Dear Parish Family,

And so it begins! The great season of Lent is upon us, a time to live our Christianity with greater intensity, to be especially zealous in our love for God and neighbor. The words of Elijah the great prophet (who we meet next week) ring out in my heart: “With zeal I am zealous for the Lord God of Hosts” (1 K 19:10)! My prayer is that our time deepening our prayer lives, our interior life, with the book I Heard God Laugh , will assist us to be especially fervent and zealous in our journey through Lent.

This Lent “Promises Fulfilled” is the title of our message series. We will focus on the first readings more than the Gospels and attend to how God communicates love for his people through the cutting and renewing of covenants. Covenants are solemn oaths exchanged between two parties. Marriage is the most accessible covenant to our modern minds. Marriage is meant to be permanent, faithful, and God-willing fruitful. God instituted marriage to be a sign for us of his forever love. Often in the Scriptures, God uses language related to marriage to speak of his faithfulness.

My Dear Parish Family,

It is hard to believe that seven weeks have passed since Epiphany and the beginning of our Message Series centered on, I Heard God Laugh , by Matthew Kelly. As a spiritual family, we have traversed a great distance in the interior life. Many are the gems that sparkle through the book. The book assists both the beginner and the more experienced to take the next step. I pray this book has enriched our life of prayer and reaffirmed that our good and loving God seeks a deep personal friendship with each of us.

In the final part of the book, Kelly discusses the power of laughter, writes of God working on him in silence, shares a mystical experience of hearing God laugh, reminds us of how God delights in his children, and warns us that busyness is not conducive to true human flourishing.

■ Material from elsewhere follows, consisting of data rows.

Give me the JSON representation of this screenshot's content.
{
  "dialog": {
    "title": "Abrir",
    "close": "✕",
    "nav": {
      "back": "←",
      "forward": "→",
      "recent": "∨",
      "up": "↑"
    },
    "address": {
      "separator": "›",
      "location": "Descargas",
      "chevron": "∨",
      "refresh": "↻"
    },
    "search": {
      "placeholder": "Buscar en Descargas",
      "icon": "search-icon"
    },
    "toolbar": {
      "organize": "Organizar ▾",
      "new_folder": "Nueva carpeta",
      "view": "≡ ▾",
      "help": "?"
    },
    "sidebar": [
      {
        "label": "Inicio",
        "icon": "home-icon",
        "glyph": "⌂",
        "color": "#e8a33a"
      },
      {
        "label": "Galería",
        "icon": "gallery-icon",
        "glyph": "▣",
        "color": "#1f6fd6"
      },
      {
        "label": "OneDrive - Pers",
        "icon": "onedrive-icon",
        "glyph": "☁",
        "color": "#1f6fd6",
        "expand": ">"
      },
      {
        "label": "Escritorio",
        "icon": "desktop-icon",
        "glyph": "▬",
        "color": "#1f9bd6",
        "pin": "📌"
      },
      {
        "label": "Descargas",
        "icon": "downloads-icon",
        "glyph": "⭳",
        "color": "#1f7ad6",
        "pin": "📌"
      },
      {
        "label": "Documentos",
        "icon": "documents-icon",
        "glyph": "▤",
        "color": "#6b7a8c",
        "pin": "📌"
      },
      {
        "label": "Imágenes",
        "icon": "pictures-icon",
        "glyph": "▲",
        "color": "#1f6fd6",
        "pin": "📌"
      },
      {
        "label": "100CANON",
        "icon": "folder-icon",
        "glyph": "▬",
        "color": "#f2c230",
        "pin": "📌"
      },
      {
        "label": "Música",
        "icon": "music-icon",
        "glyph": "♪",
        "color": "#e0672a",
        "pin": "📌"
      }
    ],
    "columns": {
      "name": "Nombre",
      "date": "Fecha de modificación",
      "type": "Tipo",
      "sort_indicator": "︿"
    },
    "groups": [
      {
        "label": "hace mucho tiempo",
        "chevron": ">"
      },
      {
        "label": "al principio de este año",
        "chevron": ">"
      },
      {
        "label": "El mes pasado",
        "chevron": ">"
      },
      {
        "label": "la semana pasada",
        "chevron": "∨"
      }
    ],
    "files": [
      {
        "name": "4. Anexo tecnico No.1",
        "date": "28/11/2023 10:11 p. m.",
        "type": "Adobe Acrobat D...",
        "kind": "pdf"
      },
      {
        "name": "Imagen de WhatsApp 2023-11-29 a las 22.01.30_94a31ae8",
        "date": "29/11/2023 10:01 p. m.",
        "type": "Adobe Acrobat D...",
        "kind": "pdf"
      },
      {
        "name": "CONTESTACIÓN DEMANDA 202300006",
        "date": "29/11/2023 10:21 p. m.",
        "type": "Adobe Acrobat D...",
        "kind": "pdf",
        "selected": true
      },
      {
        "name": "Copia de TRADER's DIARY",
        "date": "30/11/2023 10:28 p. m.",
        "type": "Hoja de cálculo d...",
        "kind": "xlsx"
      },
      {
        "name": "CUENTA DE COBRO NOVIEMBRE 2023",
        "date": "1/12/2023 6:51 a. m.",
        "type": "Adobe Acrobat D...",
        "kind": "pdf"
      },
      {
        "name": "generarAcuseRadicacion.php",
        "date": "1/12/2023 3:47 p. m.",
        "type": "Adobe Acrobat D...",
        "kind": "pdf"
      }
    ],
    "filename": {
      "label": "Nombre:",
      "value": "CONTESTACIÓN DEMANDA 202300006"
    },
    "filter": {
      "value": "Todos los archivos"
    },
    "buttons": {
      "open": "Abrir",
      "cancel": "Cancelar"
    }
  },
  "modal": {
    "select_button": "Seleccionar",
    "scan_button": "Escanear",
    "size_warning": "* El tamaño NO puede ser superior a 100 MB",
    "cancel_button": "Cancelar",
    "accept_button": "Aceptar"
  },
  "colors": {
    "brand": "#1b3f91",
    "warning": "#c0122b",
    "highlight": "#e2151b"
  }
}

I would like to reflect on two of these aspects.

Dear Family in Christ,

It is Superbowl Sunday! Whoot… Whoot!! Doesn’t feel the same when our team has had such a tough year. Not much has felt “the same” this year, and I have been hearing people say variations of “I am not in the mood” for months now. Often when walking Gracie, we will greet someone. It goes like this: “Hey, how ya doin’?” “Oh, hanging in there...that’s all we can do.” Not a lot of roses and sunbeams lately but more grit and determination. Generally, folks are trying to “hang in there,” whether or NOT they are “in the mood.”

Our reality of the unfolding pandemic, the grind of it, is a great analogy for the Sixth Seismic Shift: Just Keep Showing Up (I Heard God Laugh, 83). Much of life can fall into a dull routine. Our work, our relationships, our workouts… all aspects of our life can use some freshening up from time-to-time. In our life of prayer, some days and months will be drab or uneventful, even draining. This phase usually occurs after several of the first stages and would be akin to those years of marriage that can seem to drag on. While in marriage, husband and wife have committed to each other and share a common house and life, with God we can choose at any moment to stop praying, to stop showing up, to no longer give ourselves over in prayer, although it feels dry and quiet. In the spiritual life, these are times of desolation. Saint Ignatius of Loyola teaches us that during these times we are to keep to our prayer routines, even to spend just 2 or 3 extra minutes in prayer each day, and be patient, consistent and dedicated. In other words, “Don’t give up!”